President of the FCI
Working together to stop the trade in puppies

The aim of the “Welpen sind keine Ware” (puppies are not goods) initiative is to put a stop to the practices of the European dog mafia.

The advice of the initiative's partners: don't buy puppies on the Internet, on the market, from a car boot or from a pet shop.

With their “Welpen sind keine Ware” initiative, leading German animal and animal welfare institutions (Verband für das Deutsche Hundewesen - VDH, Vier Pfoten, TASSO, Bund gegen Missbrauch der Tiere - bmt, die Tierärztliche Vereinigung für Tierschutz - TVT and the Gesellschaft für Tierverhaltensmedizin und -therapie), together with Europe's largest magazine for dog-lovers, DOGS, are joining forces to combat the trade in puppies.

The aim is to raise public and political awareness for the increasing problem of mafia practices in connection with puppies and to the possible consequences thereof.
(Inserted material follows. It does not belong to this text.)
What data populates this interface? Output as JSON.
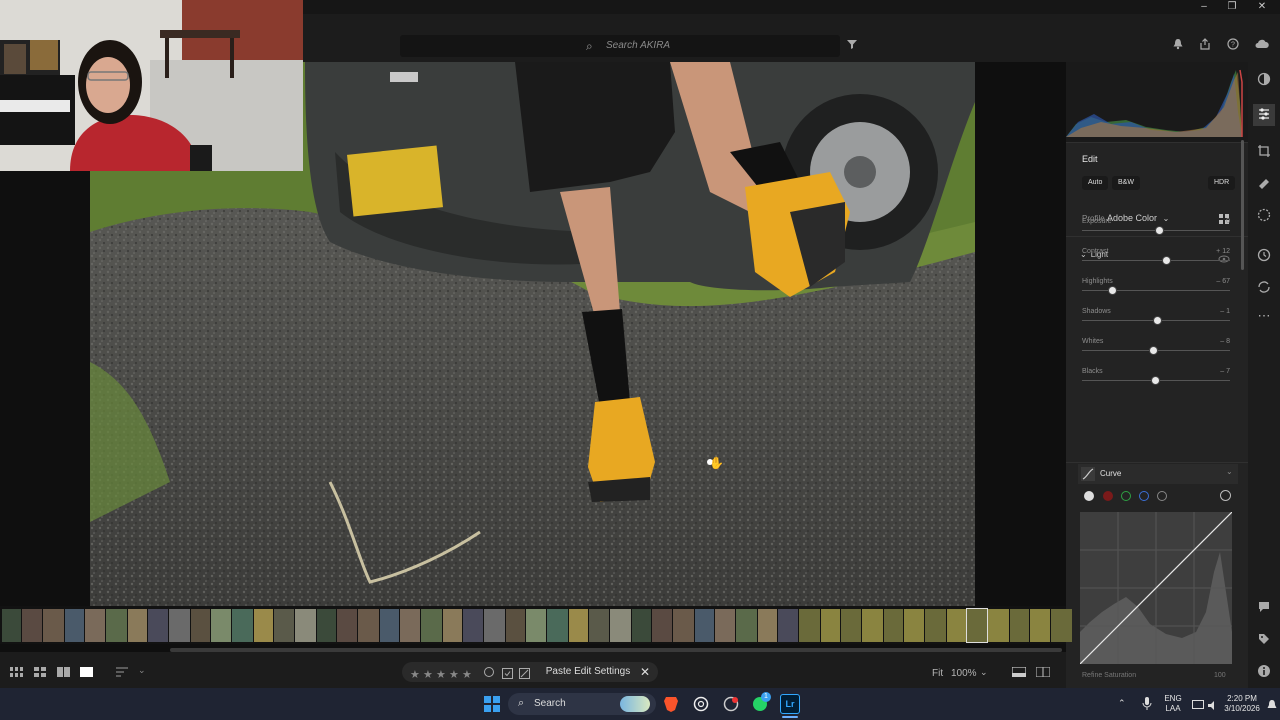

European puppy production is centred in Eastern and South-Eastern Europe. From Poland to Bulgaria, via the Ukraine and Romania, puppies are being bred under terrible quasi-factory conditions, often taken away from their mothers much too early and then sent westwards in a dire state - ill, under-nourished and in most cases without the required vaccinations.

The actual trade in puppies is centred in Belgium and the Netherlands, though there are no reliable figures to substantiate this. Cees Veermann, a former Dutch Minister of Agriculture, has stated that he assumes that two-thirds of dogs sold in his country come from production centres in Eastern Europe. In Belgium, the proportion is thought to be even higher, reaching 80%. These two countries are obvious targets, as in the Netherlands for instance any vet can legally issue a Dutch dog passport on the basis of a foreign one. This results in the puppy no longer being an import from Eastern Europe, but instead a Dutch one and consequently easier to sell. Equipped with new papers, the living freight is then shipped to other European countries such as Germany, France, Italy or even Spain. What however is often overlooked is the fact that about half of the animals are seriously ill. In addition, the young dogs frequently suffer from socialisation problems.

The “Welpen sind keine Ware” initiative is calling on potential buyers to be very careful when buying a dog, and provides them with the following tips:

  • Don't buy puppies on the Internet, on the market, from a car boot or from a pet shop.
  • Don't buy a puppy on the spur of the moment, and not at all on compassionate grounds.
  • When buying a puppy, always have the seller show you the puppy's mother, paying attention to whether the puppy seems attached to it.
  • Breeders not interested in what happens to their dogs are not to be trusted.

The working group on the trade in puppies has been in existence since 2011. With its “Welpen sind keine Ware” initiative, the group unites leading pet organisations, clubs, experts and the media in its fight against the trade. For more information, see: (in German)